*** Material provided ***

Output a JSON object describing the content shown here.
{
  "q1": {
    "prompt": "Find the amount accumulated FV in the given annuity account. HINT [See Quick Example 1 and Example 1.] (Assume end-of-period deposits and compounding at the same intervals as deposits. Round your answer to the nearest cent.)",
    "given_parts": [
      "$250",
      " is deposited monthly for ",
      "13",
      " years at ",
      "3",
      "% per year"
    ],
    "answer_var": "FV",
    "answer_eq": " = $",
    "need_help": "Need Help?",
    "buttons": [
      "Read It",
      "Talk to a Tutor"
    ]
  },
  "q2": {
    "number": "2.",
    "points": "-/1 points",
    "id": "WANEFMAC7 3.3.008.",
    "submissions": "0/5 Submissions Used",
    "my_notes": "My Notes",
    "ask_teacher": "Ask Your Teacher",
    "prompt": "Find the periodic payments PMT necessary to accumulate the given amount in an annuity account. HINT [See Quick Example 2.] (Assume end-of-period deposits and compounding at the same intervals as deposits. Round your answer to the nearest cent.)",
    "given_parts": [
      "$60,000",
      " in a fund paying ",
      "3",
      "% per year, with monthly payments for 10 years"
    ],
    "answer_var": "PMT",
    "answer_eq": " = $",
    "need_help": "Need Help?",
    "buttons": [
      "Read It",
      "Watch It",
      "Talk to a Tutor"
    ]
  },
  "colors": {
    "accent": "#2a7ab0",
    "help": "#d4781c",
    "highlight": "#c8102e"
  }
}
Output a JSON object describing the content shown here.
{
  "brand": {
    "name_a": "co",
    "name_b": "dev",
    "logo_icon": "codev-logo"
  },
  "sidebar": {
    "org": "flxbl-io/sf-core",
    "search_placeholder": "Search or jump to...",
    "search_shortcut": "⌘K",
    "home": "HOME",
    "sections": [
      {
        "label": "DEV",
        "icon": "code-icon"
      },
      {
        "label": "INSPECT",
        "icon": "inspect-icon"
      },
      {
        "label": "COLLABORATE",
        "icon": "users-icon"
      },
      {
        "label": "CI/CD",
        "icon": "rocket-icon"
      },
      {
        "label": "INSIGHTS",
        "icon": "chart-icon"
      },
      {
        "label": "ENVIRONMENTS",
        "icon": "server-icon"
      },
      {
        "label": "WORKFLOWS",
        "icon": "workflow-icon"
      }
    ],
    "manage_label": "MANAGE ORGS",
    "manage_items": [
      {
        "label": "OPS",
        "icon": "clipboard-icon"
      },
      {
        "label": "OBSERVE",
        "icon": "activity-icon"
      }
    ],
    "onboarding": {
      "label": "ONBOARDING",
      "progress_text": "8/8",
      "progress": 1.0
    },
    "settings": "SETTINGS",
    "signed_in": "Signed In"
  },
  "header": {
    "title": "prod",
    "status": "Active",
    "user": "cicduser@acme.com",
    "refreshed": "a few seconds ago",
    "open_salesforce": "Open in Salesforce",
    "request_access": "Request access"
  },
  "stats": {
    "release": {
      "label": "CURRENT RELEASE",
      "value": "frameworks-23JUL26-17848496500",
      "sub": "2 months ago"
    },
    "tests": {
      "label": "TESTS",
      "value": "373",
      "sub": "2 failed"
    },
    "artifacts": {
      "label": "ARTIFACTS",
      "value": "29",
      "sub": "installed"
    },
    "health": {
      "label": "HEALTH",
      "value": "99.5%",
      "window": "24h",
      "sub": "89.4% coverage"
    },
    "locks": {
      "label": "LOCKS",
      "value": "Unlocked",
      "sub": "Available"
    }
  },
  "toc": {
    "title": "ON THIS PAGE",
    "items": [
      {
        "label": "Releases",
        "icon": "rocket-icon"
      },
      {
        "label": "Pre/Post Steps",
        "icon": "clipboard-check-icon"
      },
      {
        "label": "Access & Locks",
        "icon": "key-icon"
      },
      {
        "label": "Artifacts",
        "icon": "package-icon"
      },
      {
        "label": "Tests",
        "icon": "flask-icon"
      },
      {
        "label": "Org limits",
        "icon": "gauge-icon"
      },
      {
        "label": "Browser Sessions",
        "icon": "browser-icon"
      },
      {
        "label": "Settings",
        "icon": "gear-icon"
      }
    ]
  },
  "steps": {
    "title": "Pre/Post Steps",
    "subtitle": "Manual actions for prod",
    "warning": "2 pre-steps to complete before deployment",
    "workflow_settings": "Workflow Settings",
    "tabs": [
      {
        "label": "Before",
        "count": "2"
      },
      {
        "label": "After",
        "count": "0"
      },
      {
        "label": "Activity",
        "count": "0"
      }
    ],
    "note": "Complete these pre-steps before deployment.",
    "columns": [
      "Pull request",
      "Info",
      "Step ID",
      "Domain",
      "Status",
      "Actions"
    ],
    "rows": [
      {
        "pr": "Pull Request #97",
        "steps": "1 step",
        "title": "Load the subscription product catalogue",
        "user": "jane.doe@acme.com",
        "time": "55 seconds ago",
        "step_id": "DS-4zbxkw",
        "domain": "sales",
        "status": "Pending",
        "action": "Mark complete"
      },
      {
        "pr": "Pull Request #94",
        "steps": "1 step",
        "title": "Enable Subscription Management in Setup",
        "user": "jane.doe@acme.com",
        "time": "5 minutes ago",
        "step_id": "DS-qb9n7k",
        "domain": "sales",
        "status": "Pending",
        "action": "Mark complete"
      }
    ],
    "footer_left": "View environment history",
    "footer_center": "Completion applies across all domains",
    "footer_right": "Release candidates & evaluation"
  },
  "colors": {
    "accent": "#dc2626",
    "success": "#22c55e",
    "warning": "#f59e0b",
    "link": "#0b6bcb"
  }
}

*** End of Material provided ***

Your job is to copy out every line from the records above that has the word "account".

■ Finished task:
    "prompt": "Find the amount accumulated FV in the given annuity account. HINT [See Quick Example 1 and Example 1.] (Assume end-of-period deposits and compounding at the same intervals as deposits. Round your answer to the nearest cent.)",
    "prompt": "Find the periodic payments PMT necessary to accumulate the given amount in an annuity account. HINT [See Quick Example 2.] (Assume end-of-period deposits and compounding at the same intervals as deposits. Round your answer to the nearest cent.)",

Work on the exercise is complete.